The problem: Retype all of the entries word for word.

Website and app data records
:::::
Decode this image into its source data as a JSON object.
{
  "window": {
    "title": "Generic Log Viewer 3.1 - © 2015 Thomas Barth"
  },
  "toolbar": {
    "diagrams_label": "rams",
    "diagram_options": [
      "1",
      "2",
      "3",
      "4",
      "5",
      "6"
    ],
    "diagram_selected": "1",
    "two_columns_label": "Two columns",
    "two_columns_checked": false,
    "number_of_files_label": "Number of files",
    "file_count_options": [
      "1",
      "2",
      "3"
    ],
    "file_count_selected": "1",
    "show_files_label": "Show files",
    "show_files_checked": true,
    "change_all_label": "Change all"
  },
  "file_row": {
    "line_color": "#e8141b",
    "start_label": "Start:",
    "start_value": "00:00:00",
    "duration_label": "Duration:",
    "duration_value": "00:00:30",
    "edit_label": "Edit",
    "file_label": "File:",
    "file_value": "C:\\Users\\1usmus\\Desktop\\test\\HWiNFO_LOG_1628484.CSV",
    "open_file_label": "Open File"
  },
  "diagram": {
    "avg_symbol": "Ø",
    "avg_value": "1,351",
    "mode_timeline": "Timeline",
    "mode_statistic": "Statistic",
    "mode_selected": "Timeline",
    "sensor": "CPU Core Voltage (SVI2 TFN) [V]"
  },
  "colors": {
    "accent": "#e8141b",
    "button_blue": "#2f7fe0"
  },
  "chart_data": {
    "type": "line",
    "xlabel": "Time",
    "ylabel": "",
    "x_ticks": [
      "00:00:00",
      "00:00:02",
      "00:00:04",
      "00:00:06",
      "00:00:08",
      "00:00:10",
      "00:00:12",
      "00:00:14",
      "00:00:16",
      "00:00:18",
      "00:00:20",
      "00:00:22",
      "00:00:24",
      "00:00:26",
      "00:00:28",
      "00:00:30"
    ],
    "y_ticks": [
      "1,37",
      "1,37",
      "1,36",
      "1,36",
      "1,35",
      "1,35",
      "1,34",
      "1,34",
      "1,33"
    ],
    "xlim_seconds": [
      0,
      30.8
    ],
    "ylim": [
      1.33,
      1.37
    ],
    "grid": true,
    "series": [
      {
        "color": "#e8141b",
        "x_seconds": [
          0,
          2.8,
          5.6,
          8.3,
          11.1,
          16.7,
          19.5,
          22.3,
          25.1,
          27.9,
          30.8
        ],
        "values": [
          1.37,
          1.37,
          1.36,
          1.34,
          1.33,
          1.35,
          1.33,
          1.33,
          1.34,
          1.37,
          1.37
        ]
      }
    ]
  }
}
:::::
Reply to the task:
Decode this image into its source data as a JSON object.
{
  "window": {
    "title": "Generic Log Viewer 3.1 - © 2015 Thomas Barth"
  },
  "toolbar": {
    "diagrams_label": "rams",
    "diagram_options": [
      "1",
      "2",
      "3",
      "4",
      "5",
      "6"
    ],
    "diagram_selected": "1",
    "two_columns_label": "Two columns",
    "two_columns_checked": false,
    "number_of_files_label": "Number of files",
    "file_count_options": [
      "1",
      "2",
      "3"
    ],
    "file_count_selected": "1",
    "show_files_label": "Show files",
    "show_files_checked": true,
    "change_all_label": "Change all"
  },
  "file_row": {
    "line_color": "#e8141b",
    "start_label": "Start:",
    "start_value": "00:00:00",
    "duration_label": "Duration:",
    "duration_value": "00:00:30",
    "edit_label": "Edit",
    "file_label": "File:",
    "file_value": "C:\\Users\\1usmus\\Desktop\\test\\HWiNFO_LOG_1628484.CSV",
    "open_file_label": "Open File"
  },
  "diagram": {
    "avg_symbol": "Ø",
    "avg_value": "1,351",
    "mode_timeline": "Timeline",
    "mode_statistic": "Statistic",
    "mode_selected": "Timeline",
    "sensor": "CPU Core Voltage (SVI2 TFN) [V]"
  },
  "colors": {
    "accent": "#e8141b",
    "button_blue": "#2f7fe0"
  },
  "chart_data": {
    "type": "line",
    "xlabel": "Time",
    "ylabel": "",
    "x_ticks": [
      "00:00:00",
      "00:00:02",
      "00:00:04",
      "00:00:06",
      "00:00:08",
      "00:00:10",
      "00:00:12",
      "00:00:14",
      "00:00:16",
      "00:00:18",
      "00:00:20",
      "00:00:22",
      "00:00:24",
      "00:00:26",
      "00:00:28",
      "00:00:30"
    ],
    "y_ticks": [
      "1,37",
      "1,37",
      "1,36",
      "1,36",
      "1,35",
      "1,35",
      "1,34",
      "1,34",
      "1,33"
    ],
    "xlim_seconds": [
      0,
      30.8
    ],
    "ylim": [
      1.33,
      1.37
    ],
    "grid": true,
    "series": [
      {
        "color": "#e8141b",
        "x_seconds": [
          0,
          2.8,
          5.6,
          8.3,
          11.1,
          16.7,
          19.5,
          22.3,
          25.1,
          27.9,
          30.8
        ],
        "values": [
          1.37,
          1.37,
          1.36,
          1.34,
          1.33,
          1.35,
          1.33,
          1.33,
          1.34,
          1.37,
          1.37
        ]
      }
    ]
  }
}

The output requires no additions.